Dec 29, 2020

Attribution of Extreme Precipitation with Updated Observations and CMIP6 Simulations

by
Siyan Dong, Ying Sun, Chao Li, Xuebin Zhang, Seung-Ki Min, and Yeon-Hee Kim
,
AMS Journal of Climate

Study key findings & significance

  • The study presents a formal detection and attribution analysis of the observed changes in precipitation totals from heavy precipitation days and the contributions of these extreme precipitation days to annual precipitation totals. 
  • The study uses extreme indices from the updated observations and the newly available CMIP6 simulations.
  • The influence of anthropogenic forcing can be detected in these extreme indices globally and in the Northern Hemispheric continental regions. 

Abstract

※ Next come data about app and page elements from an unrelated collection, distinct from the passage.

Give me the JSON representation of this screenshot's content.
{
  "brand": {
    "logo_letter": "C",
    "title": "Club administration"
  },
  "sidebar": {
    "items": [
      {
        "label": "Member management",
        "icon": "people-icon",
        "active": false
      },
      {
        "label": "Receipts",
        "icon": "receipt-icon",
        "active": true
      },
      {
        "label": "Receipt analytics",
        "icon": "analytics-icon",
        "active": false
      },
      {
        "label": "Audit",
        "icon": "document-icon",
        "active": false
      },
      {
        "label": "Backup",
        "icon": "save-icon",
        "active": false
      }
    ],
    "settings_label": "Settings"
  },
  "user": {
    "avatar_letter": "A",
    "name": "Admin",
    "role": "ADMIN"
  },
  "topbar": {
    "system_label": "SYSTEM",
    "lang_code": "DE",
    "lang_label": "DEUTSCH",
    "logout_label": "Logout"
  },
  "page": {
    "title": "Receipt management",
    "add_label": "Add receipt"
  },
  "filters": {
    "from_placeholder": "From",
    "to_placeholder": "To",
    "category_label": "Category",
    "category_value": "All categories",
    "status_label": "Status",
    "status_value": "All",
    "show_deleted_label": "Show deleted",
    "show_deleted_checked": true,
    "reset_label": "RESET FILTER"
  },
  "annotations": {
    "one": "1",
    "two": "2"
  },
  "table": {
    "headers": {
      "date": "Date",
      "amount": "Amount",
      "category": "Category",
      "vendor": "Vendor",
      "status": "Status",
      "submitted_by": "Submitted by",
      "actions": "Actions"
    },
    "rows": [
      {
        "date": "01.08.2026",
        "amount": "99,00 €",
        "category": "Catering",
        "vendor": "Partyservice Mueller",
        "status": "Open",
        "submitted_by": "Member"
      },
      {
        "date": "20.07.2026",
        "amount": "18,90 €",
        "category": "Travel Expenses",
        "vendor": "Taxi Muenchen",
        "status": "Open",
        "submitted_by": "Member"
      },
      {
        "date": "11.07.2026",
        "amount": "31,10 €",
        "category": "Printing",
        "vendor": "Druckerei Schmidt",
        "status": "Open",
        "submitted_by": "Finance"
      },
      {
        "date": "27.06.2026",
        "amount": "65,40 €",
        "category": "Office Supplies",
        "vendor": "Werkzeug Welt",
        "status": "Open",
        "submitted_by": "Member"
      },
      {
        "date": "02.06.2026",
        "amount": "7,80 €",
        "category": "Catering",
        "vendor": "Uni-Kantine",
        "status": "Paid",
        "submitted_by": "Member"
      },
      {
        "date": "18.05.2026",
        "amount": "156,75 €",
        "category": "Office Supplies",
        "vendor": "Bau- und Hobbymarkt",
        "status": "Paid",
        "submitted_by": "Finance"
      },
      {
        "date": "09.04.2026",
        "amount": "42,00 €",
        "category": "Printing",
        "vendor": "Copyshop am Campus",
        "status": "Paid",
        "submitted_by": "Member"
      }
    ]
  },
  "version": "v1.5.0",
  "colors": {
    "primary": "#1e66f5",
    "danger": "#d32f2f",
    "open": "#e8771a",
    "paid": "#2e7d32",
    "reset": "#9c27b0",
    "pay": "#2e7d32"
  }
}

While the IPCC Fifth Assessment Working Group I report assessed observed changes in extreme precipitation on the basis of both absolute and percentile-based extreme indices, human influence on extreme precipitation has rarely been evaluated on the basis of percentile-based extreme indices. Here we conduct a formal detection and attribution analysis on changes in four percentile-based precipitation extreme indices. The indices include annual precipitation totals from days with precipitation exceeding the 99th and 95th percentiles of wet-day precipitation in 1961–90 (R99p and R95p) and their contributions to annual total precipitation (R99pTOT and R95pTOT). We compare these indices from a set of newly compiled observations during 1951–2014 with simulations from models participating in phase 6 of the Coupled Model Intercomparison Project (CMIP6). We show that most land areas with observations experienced increases in these extreme indices with global warming during the historical period 1951–2014. The new CMIP6 models are able to reproduce these overall increases, although with considerable over- or underestimations in some regions. An optimal fingerprinting analysis reveals detectable anthropogenic signals in the observations of these indices averaged over the globe and over most continents. Furthermore, signals of greenhouse gases can be separately detected, taking other forcing into account, over the globe and over Asia in these indices except for R95p. In contrast, signals of anthropogenic aerosols and natural forcings cannot be detected in any of these indices at either global or continental scales.